3) The younger sons of earls and all children (including daughters) of a viscount or baron can use "The Honorable" as a title (i.e. "The Honorable Generic Name"). This is only used when describing someone in the third person however or introducing them; it is not used when one talks directly to them. Again, it is not passed down. Wives would share their husband's title but a husband would not.
4) The daughters of dukes, marquesses and earls can be referred to as "Lady". This is not inheritable and their husband gains no courtesy title for marrying them.
"Sir" is used in two senses; one is much as today when we use it colloquially to refer to someone more senior than us or if we're trying to be polite.
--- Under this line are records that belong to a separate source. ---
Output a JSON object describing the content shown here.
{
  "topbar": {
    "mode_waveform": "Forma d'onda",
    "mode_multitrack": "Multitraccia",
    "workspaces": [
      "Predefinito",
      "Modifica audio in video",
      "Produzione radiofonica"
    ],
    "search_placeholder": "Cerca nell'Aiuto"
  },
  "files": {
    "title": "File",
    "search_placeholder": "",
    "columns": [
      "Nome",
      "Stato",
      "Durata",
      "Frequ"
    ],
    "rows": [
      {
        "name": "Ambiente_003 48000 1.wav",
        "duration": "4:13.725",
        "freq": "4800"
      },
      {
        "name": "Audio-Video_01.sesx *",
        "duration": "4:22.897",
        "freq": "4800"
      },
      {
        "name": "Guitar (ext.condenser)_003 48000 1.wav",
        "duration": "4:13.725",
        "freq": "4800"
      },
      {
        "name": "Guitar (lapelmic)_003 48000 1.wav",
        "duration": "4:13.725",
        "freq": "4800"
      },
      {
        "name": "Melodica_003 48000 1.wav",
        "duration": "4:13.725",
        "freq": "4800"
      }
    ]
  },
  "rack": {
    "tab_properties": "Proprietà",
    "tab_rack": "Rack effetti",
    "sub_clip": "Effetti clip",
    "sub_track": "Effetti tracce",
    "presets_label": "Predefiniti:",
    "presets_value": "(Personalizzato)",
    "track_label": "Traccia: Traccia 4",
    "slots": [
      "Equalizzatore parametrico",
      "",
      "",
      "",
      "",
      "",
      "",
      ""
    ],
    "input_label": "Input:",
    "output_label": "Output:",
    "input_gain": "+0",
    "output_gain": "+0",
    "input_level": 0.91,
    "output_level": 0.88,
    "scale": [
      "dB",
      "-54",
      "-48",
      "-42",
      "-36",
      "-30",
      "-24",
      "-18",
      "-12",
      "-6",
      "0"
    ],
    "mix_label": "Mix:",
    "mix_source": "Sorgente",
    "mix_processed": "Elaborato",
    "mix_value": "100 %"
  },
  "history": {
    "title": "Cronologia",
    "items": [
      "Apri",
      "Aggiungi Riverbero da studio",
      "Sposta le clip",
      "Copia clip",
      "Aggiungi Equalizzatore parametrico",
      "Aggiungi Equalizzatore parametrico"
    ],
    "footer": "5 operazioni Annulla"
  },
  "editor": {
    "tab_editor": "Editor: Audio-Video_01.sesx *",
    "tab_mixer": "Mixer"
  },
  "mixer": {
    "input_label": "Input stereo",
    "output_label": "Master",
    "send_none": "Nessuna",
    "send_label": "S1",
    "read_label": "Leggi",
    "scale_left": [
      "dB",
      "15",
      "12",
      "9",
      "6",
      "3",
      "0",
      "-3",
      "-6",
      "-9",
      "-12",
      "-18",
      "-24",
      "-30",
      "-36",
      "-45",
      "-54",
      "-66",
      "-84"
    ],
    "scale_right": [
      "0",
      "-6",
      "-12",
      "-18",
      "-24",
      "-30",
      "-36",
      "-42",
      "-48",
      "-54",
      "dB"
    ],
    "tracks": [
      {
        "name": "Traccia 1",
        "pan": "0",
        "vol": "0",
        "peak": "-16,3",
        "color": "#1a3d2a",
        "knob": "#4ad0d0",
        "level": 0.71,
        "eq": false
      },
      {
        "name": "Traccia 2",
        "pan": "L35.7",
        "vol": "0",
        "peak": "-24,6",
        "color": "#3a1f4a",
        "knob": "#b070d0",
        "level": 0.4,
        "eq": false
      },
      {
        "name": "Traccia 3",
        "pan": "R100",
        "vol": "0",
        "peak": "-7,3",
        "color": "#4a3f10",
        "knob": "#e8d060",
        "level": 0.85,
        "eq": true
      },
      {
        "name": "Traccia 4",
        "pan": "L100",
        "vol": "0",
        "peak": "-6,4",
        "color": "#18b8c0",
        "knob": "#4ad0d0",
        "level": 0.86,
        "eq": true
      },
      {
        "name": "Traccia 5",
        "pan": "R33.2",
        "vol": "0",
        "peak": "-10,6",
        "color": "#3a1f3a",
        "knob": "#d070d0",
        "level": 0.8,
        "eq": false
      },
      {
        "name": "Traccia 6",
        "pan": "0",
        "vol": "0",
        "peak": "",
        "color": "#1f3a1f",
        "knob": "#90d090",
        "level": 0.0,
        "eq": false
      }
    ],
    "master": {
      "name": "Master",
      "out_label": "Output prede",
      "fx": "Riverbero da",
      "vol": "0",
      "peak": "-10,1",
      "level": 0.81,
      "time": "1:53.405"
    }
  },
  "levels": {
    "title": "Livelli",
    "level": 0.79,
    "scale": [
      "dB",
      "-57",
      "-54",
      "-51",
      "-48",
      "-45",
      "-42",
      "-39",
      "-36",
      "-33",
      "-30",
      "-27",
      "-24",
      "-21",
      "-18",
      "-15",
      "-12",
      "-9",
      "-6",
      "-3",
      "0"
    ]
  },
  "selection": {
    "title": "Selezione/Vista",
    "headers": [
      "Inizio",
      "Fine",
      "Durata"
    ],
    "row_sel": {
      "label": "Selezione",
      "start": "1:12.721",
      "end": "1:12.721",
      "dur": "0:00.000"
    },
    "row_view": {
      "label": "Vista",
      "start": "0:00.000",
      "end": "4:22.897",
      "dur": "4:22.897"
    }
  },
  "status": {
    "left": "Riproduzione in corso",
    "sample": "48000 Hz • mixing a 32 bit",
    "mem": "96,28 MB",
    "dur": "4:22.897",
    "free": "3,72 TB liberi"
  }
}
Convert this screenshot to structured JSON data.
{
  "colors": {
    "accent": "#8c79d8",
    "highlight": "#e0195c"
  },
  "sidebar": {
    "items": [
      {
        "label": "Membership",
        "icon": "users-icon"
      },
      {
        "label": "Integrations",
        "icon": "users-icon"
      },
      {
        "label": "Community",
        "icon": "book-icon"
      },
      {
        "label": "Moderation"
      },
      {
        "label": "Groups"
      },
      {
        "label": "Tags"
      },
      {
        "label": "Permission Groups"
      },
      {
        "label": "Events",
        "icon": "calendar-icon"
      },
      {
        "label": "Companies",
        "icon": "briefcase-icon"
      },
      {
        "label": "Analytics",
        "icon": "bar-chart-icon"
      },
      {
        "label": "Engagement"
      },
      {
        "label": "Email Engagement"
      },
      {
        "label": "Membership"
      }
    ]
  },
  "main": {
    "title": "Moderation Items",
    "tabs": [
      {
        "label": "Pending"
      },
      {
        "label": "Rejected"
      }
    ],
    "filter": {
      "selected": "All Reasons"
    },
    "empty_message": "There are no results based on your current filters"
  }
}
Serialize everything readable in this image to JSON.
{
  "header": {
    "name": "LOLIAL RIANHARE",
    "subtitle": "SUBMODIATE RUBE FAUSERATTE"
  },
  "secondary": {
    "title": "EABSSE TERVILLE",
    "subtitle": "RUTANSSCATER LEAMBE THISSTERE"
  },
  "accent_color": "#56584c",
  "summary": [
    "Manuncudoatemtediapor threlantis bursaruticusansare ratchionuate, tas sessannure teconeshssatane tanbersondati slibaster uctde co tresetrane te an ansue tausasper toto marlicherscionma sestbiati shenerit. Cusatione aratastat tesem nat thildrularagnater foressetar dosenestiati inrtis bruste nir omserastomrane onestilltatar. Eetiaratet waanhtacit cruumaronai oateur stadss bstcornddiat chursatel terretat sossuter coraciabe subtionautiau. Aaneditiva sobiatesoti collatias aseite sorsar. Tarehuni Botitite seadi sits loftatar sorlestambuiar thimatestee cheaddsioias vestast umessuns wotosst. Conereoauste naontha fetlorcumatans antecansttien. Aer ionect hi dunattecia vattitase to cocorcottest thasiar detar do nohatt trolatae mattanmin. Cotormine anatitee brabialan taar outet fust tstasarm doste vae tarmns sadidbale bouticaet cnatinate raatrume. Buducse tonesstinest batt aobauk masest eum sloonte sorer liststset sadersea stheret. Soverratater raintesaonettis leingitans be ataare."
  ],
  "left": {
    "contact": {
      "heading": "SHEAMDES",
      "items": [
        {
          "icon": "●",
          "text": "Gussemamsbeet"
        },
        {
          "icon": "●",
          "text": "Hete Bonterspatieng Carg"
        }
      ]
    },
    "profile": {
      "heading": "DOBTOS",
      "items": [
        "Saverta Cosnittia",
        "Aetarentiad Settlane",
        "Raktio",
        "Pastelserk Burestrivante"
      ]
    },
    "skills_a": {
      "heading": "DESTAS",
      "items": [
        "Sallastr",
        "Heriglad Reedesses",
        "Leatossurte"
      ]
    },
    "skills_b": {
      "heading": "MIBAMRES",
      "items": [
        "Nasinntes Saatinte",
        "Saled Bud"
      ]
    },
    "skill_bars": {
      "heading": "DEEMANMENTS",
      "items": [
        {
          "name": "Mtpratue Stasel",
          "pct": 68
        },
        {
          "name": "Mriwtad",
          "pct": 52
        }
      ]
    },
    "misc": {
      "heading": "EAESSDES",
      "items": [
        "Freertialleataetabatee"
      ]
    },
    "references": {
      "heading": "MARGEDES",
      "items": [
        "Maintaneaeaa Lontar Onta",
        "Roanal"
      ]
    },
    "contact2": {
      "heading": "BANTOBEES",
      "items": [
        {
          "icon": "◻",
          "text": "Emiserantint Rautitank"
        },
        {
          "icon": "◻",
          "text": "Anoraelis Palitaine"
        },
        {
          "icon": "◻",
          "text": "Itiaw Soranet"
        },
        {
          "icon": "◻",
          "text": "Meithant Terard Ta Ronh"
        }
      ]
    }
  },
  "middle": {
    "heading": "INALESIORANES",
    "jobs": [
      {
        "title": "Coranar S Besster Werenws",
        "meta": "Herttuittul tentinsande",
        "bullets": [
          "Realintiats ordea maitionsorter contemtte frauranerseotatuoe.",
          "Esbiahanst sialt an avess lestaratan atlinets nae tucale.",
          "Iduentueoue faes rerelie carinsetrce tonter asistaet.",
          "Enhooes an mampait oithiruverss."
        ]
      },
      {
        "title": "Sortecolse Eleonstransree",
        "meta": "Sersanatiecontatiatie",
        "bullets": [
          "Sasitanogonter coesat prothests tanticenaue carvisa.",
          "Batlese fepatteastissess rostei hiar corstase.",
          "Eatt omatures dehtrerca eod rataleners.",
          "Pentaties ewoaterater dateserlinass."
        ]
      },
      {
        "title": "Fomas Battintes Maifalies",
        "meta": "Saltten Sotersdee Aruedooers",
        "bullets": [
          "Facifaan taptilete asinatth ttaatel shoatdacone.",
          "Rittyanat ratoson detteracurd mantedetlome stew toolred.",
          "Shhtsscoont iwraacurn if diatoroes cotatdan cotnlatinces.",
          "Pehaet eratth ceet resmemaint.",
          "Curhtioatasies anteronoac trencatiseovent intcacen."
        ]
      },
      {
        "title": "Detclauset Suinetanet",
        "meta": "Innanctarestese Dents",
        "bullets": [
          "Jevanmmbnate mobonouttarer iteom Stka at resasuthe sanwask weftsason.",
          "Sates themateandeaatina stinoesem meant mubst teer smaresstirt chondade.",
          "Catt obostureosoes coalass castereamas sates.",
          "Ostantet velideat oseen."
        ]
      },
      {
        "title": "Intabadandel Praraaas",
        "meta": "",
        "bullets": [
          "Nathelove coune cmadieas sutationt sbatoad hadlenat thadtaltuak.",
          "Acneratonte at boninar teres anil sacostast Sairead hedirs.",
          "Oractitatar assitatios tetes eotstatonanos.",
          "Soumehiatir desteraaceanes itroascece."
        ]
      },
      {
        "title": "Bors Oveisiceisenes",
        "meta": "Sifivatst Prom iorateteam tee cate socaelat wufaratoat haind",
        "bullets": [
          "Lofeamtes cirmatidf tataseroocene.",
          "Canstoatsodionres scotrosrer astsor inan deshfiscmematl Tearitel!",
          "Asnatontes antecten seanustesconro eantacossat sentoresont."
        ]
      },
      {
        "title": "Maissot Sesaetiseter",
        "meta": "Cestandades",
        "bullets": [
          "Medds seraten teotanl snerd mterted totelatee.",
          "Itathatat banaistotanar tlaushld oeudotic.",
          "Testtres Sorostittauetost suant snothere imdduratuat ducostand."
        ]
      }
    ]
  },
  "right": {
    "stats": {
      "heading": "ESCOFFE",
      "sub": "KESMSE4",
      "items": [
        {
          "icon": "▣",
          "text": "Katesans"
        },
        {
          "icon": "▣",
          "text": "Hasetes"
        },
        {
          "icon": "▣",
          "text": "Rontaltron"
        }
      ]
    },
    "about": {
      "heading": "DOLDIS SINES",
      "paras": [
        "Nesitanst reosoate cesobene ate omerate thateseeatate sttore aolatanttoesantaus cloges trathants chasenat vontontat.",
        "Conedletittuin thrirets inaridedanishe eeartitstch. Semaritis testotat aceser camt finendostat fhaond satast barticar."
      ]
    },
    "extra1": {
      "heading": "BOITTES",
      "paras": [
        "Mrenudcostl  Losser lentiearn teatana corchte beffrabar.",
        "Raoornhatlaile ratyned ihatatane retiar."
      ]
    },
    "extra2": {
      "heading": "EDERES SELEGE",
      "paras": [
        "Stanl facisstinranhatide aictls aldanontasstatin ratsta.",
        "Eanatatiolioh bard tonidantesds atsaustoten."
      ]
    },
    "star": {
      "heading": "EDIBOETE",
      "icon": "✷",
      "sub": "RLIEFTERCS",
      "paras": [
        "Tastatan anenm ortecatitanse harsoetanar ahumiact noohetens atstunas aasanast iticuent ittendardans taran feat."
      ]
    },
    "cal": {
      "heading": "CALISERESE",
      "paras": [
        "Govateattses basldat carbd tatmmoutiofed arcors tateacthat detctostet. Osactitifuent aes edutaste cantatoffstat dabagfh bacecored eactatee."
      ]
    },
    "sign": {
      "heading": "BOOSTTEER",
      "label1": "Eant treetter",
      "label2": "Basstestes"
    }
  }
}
In the formal title sense (i.e. S="Sir Generic") it would only apply if the person had been knighted or if they were a baronet (a hereditary title but not a peer). Note that a baronet is always referred to as "Sir"; they cannot call themselves a baron. The wife of a baronet was formerly titled "dame" but frequently referred to as "lady". Children of a Baronet have no courtesy title.
Finally, when did the upper-class people live, exactly? Did they live in mansions in the country, or did they rather own houses in the cities? What about middle-class families? Did they own houses - or were they rather renting rooms etc.?
Upper class people; both, normally depending on circumstances. The richest would have both a large country home/estate and a townhouse (possibly more than one) in the city while those with less money would generally have one or the other; the normal tendency was to try to keep the family estate and then rent/make do/not bother with a place in town.
Others: Unless a house was inherited, frequently rent. To own a home was probably the reserve of the upper middle-class and landlords; even fairly well off middle-class people tended to rent.